While related to the Pinot Noir, this grape is still used to this day to create some truly spectacular wines with a significantly different taste and aroma. The fragrance these wines offer tend to be similar to that of red and black fruits, and some even provide a natural, wild scent like forest undergrowth. To taste, they are packed full of flavor, and one that is left to mature can be very smooth on the tongue. There is a huge amount of versatility when it comes to pairing this burgundy wine with food, making it a great all-rounder. It works just as well with roasted beef or chicken as it does with hors d'oeuvres, and offering a glass of this gorgeous wine to your guests will likely go down a treat.
This white wine grape gets its name from the grayish-blue hue that the fruit tends to have. While it can vary in color, they generally boast this beautiful appearance as an alleged mutation between both Pinot Noir and Pinot Blanc, although it’s not entirely proven to be the case. A burgundy wine made using this grape is said to provide a hint of spice and even tropical fruit. Younger fruits tend to have a much more acidic taste to them, so it’s generally better for a vintner to allow the fruit to mature and ripen a bit before use. As with many white wines, these are far superior when paired with seafood or delicate poultry and vegetable dishes. Lighter food choices are best here to allow the wine to shine, although, for the more full-bodied bottles of Bourgogne wine, they can happily go alongside a richer dish, including heartier meats like beef and lamb if you so desire.

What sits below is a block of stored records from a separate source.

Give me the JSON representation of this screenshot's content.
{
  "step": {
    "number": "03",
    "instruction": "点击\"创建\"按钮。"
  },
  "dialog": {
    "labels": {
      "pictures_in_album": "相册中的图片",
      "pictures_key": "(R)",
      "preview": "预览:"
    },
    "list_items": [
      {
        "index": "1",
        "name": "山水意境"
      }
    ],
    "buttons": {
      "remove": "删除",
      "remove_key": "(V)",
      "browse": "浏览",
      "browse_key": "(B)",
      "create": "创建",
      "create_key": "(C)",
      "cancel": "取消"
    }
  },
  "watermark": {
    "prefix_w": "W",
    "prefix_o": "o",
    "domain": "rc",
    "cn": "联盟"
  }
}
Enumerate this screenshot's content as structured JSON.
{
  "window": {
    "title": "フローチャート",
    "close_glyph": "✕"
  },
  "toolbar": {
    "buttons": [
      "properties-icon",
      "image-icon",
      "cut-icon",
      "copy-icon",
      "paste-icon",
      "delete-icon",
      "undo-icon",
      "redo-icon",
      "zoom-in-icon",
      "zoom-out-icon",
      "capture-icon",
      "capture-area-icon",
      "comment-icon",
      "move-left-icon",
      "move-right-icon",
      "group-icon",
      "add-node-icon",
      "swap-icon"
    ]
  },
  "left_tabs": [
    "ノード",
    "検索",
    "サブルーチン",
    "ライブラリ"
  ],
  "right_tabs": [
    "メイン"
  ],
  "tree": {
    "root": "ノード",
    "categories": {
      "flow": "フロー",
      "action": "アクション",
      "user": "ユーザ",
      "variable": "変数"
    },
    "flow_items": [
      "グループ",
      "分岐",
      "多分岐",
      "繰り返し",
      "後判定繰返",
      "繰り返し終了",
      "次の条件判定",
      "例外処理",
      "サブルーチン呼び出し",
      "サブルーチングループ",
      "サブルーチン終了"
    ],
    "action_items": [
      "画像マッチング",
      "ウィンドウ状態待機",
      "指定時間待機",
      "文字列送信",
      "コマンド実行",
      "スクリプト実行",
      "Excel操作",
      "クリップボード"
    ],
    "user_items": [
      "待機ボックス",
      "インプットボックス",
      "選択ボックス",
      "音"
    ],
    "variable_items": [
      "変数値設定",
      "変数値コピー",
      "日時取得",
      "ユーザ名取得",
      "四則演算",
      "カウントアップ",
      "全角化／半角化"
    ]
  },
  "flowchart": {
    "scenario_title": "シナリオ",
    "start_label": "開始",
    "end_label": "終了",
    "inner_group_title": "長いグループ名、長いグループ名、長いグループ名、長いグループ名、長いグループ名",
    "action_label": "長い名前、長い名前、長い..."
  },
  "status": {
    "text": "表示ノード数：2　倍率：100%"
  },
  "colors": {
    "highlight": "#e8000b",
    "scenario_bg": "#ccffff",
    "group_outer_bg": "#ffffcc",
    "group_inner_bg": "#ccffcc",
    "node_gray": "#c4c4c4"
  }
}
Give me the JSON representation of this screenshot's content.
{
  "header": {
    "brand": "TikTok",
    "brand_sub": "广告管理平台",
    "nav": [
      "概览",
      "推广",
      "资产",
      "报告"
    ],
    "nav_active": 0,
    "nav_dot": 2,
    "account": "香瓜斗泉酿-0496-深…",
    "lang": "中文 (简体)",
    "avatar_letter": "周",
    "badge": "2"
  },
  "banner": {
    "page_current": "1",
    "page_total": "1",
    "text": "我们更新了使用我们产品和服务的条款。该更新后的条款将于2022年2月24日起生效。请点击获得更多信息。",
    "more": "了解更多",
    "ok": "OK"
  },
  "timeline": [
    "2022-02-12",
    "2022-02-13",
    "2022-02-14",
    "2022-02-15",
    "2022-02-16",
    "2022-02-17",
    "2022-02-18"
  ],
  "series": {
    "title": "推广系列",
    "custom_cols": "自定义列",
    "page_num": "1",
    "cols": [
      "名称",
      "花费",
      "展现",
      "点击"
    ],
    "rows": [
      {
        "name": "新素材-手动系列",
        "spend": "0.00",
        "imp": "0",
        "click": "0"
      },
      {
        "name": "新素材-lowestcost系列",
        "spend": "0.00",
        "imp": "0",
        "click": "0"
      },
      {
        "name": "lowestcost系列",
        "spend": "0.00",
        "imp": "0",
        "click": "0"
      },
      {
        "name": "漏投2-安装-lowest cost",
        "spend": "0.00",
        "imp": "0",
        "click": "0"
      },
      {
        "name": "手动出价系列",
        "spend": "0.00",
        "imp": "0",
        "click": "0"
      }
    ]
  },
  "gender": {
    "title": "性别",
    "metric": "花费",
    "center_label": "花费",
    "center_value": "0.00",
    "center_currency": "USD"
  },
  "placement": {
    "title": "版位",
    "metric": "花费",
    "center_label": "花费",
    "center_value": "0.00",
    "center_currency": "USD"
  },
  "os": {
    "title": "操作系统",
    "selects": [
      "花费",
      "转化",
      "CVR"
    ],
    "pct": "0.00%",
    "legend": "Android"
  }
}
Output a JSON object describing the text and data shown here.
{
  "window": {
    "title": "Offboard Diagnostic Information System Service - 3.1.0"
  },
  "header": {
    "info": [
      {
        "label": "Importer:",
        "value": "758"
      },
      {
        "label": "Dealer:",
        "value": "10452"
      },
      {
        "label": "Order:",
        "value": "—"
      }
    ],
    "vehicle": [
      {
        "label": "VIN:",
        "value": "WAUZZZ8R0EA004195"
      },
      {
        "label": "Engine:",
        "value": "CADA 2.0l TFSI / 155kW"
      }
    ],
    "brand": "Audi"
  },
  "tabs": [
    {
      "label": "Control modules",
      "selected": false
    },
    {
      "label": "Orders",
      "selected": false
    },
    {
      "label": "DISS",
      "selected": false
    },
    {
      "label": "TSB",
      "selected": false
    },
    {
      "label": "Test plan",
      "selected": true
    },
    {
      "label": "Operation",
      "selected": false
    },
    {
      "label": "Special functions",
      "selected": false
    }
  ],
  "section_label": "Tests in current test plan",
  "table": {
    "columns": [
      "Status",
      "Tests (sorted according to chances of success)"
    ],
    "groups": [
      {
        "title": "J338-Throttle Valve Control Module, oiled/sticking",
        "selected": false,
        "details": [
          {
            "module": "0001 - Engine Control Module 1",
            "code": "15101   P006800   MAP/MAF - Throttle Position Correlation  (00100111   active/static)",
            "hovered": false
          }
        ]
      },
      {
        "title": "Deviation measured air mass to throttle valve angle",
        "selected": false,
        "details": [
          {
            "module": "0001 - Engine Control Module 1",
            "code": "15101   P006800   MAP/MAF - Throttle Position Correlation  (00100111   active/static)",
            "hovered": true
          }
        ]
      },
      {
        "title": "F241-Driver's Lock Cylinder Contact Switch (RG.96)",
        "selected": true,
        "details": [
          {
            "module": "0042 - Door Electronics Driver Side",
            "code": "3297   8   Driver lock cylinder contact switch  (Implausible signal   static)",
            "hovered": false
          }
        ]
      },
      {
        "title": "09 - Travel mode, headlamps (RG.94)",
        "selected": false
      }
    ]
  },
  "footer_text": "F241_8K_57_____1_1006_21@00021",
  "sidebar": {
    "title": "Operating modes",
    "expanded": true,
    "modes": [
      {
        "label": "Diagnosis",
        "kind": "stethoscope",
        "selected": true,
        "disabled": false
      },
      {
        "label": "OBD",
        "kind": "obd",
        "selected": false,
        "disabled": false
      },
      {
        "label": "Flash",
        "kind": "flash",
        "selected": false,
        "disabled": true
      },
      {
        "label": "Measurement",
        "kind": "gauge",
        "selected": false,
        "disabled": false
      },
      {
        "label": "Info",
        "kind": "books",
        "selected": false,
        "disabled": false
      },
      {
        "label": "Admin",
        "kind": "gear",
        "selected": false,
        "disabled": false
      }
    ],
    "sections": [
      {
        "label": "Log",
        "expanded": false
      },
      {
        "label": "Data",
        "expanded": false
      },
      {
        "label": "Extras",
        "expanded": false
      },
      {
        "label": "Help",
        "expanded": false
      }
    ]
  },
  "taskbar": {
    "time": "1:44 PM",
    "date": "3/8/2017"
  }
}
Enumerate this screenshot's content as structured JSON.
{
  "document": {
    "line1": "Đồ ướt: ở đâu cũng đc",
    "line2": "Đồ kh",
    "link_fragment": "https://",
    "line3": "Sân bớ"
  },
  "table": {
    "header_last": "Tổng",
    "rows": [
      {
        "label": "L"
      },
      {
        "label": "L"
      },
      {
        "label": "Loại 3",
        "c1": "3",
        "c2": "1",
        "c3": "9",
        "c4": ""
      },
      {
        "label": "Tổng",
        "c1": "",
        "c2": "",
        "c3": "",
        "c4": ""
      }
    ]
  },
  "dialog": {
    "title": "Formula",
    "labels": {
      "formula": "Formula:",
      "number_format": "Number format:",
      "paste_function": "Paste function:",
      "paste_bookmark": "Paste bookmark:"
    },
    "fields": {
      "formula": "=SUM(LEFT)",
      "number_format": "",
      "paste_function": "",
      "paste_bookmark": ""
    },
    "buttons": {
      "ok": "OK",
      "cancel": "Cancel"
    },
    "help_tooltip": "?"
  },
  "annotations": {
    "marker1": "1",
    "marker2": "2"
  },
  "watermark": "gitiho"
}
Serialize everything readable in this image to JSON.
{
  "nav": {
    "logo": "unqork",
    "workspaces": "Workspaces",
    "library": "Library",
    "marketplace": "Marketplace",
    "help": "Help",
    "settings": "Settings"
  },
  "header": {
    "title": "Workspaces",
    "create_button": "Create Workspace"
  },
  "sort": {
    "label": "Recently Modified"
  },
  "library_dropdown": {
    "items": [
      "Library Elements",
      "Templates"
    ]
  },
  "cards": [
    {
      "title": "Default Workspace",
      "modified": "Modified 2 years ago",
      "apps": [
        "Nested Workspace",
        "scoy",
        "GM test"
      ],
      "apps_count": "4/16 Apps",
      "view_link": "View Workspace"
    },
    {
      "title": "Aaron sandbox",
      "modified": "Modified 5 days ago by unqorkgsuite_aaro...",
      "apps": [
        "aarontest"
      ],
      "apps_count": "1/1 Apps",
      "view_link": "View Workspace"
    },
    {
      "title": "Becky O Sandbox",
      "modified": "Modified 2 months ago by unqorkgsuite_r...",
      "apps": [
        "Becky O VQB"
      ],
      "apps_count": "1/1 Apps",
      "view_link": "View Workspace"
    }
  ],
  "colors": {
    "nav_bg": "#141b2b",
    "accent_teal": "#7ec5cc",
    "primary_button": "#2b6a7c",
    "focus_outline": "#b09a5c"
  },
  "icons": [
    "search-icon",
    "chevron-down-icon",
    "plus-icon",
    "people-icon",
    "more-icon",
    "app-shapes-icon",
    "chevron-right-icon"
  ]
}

Perfect for lazy summer afternoons and evenings, wines made using the prestigious Sauvignon Blanc grape and incredibly light and fresh. These white wines have become so popular over the years that the grape has migrated to other countries around the world, as far as Argentina, yet France will forever remain the perfect home for this grape due to the perfect climate and soil. Expert vintners like those at Villa Baulieu have created some truly magnificent bottles containing a mixture of Sauvignon Blanc grapes and others such as the Rolle for a complex and divine taste.
A Perfect Companion
When considering food to go along with a bottle of great wine, you’re unlikely to think of anything else, especially in France, than a good cheese. The top 10 burgundy wines of the year are, of course, created with the utmost care and respect, combined with countless years of knowledge, trial and error. And the same can be said for the cheeses that this region is famed for. When choosing a great cheese for a bottle of Pinot Noir, it’s said that creamy yet mild cheeses like Brillat-Savarin and Chaource are excellent choices. Whereas, if you’re supplying a white such as Chardonnay, you may want to choose the classic Burgundy Comté or Mont d’Or cheeses for a blast of rich flavor.